We're back with another exciting instalment in our NDIS review series! Today, we're diving into the world of navigators–a new role that aims to simplify the many, confusing types of people who can currently help you access disability supports.

It's all part of the exciting shift to an ecosystem of mainstream, foundational and NDIS disability supports (you can read about that here!).

The introduction of navigators is excellent news for:

  • anyone with a disability who isn't eligible for the NDIS
  • NDIS participants who can't access a support coordinator
  • anyone who's still confused about the difference between Local Area Coordinators (LACs), support coordinators, recovery coaches, early childhood partners and all the other roles in the disability space

However, if you're currently working as or with a support coordinator, you may be feeling a little worried about what's to come. Don't stress—we've got some answers to your concerns here.

What is a navigator?

Two people pointing on a map outside
Photo by Sebastian Herrmann / Unsplash\

Imagine you're standing in a new city with a big map in front of you. It's full of unfamiliar roads, train stations and landmarks. Where should you start?

You ask a friendly local on the street for directions. They ask about your interests, then suggest a bunch of great spots, and the best route to get there.

A navigator is like this friendly local. They'll have extensive knowledge of all the disability support services in your area and connect you with the most suitable ones.

How will navigators be different to support coordinators?

There are currently many types of people who can help you navigate the NDIS—LACs, support coordinators and specialist support coordinators, to name a few. But these roles have become increasingly complex over time, with both overlaps and gaps between them. Often, people don't know who to turn to when they need help.

These roles are also geared towards NDIS supports, which leaves people without NDIS funding to essentially fend for themselves.

Shifting to a navigator role would:

  • allow all people with disability to get help accessing support services, not just NDIS participants
  • help people discover and access local mainstream and foundational supports
  • have one key source of information, not multiple
  • reduce concerns about cost, as navigators would be funded by the NDIA and not a participant's NDIS plan
  • achieve better outcomes for people with disability, as navigators would have stronger local connections and more time available to spend with them

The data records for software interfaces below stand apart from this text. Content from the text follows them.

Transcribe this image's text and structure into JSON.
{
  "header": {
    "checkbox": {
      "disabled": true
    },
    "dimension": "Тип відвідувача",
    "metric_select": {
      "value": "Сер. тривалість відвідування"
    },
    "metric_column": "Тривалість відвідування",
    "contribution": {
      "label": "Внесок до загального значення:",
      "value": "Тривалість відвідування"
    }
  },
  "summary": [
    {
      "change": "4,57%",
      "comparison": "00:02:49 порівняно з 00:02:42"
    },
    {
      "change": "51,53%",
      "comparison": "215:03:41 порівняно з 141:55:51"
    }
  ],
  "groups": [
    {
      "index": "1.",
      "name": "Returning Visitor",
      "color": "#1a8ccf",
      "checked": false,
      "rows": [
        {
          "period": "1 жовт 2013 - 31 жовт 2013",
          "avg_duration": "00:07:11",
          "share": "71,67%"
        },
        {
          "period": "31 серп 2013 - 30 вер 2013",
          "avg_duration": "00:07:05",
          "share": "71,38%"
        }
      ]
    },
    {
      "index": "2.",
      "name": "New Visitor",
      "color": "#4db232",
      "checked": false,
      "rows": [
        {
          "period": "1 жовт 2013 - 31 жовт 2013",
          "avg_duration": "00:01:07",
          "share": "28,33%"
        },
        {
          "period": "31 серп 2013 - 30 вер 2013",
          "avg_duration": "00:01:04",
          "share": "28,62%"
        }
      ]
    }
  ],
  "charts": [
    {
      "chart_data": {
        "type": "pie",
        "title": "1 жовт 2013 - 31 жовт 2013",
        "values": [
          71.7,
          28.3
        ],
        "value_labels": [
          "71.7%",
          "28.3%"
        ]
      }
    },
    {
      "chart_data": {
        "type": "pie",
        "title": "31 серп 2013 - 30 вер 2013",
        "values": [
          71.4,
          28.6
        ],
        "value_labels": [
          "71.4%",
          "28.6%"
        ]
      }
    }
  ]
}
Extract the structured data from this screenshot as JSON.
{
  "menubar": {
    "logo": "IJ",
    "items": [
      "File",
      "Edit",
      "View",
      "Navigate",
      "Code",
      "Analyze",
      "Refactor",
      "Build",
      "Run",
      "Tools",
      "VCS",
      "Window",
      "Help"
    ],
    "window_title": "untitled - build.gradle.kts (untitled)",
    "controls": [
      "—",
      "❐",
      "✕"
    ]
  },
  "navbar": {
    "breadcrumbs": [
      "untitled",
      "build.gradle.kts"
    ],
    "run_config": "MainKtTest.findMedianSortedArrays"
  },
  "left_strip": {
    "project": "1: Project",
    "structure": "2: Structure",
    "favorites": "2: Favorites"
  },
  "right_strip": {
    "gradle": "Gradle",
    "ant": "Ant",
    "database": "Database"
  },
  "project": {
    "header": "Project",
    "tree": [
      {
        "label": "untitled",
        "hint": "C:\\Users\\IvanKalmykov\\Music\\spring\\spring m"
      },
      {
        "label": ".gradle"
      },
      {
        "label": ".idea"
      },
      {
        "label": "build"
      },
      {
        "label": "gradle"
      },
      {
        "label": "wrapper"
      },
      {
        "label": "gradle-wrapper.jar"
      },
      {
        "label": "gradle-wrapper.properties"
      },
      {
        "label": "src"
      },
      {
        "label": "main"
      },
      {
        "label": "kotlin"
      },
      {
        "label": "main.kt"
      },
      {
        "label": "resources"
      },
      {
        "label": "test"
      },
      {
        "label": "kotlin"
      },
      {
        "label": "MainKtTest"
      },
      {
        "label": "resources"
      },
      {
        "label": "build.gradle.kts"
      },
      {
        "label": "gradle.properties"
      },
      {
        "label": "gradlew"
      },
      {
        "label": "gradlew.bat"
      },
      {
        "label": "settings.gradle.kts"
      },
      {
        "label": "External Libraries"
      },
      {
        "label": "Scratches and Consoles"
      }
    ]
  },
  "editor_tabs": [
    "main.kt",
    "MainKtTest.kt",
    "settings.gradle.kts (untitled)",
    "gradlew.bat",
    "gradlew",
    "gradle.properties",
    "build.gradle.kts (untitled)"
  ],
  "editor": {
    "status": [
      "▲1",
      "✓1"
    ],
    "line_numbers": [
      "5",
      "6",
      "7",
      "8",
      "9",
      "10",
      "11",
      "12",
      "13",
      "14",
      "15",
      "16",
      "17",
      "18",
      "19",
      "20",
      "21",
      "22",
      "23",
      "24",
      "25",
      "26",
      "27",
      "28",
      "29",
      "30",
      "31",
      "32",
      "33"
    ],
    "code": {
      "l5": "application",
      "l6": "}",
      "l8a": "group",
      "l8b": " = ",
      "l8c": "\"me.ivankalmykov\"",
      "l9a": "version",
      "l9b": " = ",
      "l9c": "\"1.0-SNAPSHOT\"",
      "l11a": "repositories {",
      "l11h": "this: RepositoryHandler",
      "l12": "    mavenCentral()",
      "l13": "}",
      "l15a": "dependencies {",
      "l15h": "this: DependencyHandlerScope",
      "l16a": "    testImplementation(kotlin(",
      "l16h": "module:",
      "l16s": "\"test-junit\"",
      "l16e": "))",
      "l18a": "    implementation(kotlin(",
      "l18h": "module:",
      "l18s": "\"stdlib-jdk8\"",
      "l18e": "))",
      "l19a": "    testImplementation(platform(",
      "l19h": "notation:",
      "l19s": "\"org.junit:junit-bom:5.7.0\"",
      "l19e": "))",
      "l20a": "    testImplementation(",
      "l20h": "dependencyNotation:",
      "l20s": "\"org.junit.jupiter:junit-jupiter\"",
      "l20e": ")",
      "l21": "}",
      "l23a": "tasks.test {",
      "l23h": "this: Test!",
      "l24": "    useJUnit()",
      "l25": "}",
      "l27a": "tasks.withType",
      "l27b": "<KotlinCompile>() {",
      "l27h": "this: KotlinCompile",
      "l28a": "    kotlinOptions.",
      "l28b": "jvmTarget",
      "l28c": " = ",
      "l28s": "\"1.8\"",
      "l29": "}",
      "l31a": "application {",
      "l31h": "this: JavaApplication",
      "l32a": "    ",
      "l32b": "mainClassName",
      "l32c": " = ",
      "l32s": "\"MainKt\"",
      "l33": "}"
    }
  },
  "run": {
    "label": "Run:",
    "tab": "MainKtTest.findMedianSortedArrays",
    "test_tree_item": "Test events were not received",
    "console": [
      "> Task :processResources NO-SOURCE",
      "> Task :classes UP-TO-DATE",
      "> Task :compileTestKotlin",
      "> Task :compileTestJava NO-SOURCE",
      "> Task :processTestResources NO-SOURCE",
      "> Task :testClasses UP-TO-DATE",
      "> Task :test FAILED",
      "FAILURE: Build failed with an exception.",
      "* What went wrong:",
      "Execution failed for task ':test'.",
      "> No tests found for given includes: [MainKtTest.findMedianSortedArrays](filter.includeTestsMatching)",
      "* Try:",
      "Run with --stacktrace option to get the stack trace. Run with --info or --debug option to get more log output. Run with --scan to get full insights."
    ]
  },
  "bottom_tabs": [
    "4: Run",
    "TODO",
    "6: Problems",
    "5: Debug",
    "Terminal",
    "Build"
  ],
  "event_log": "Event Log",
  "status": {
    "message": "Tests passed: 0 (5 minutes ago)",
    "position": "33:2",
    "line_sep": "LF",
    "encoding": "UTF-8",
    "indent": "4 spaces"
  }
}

What types of navigators will there be?

Two women having a meeting. One uses a notepad while the other uses a laptop
Photo by Amy Hirschi / Unsplash

The NDIS review has suggested introducing a few types of navigators, both general and specialists. Who you work with will depend on your support needs.

General navigator

As the name suggests, this type of navigator is for anyone with disability under the age of 65. They'll help people to figure out what mainstream, foundational or NDIS supports will be best for their needs. If you're an NDIS participant, they'll also give you a hand developing an action plan on how to use your budget effectively, and do regular check-ins to ensure you're on track.

Specialist navigator

This role will be similar to the specialist support coordinators of today. They will only support NDIS participants with complex needs, who may need to navigate multiple types of support. Specialist navigators will probably have qualifications in something like social work.

Psychosocial recovery navigator

This type of navigator would support anyone with a psychosocial disability (with or without NDIS funding) to connect with relevant support services.

Housing and living navigator

If you're an NDIS participant and interested in exploring housing and living options, this is the navigator you need!

Shared support facilitator

If you're sharing housing and living supports with other participants, this person would ensure you have a real say in how these supports are facilitated.

Lead practitioner

The final type of navigator is aimed at children and their families who are NDIS participants or have more complex needs. They'll work with families to identify their support needs, provide information and connect them with the most suitable services.

When will navigators replace support coordinators?

The short answer is–we don't know! The navigator role is still just a proposal, and nothing has been locked in yet.

The NDIS review has suggested a five-year timeframe to implement these changes to give everyone plenty of time to prepare. For now, the NDIS will continue to fund support coordination.

What will happen to support coordinators and LACs?

If you're a support coordinator, you may be thinking "am I out of a job?". Don't stress—it's likely that many support coordinators and LACs will become navigators in the future. This is also good news for any participants who've built strong relationships with their support coordinator.

How can I learn more about the NDIS review?

Woman wearing yellow sweater typing on her laptop
Photo by Christin Hume / Unsplash

The introduction of navigators was 1 of 26 recommendations made by the NDIS review late last year. They've also suggested investing in "foundational supports", stronger regulation of providers, and changing who gets access to the NDIS. You can learn about the other big changes here.

Keep an eye on our blog for more updates!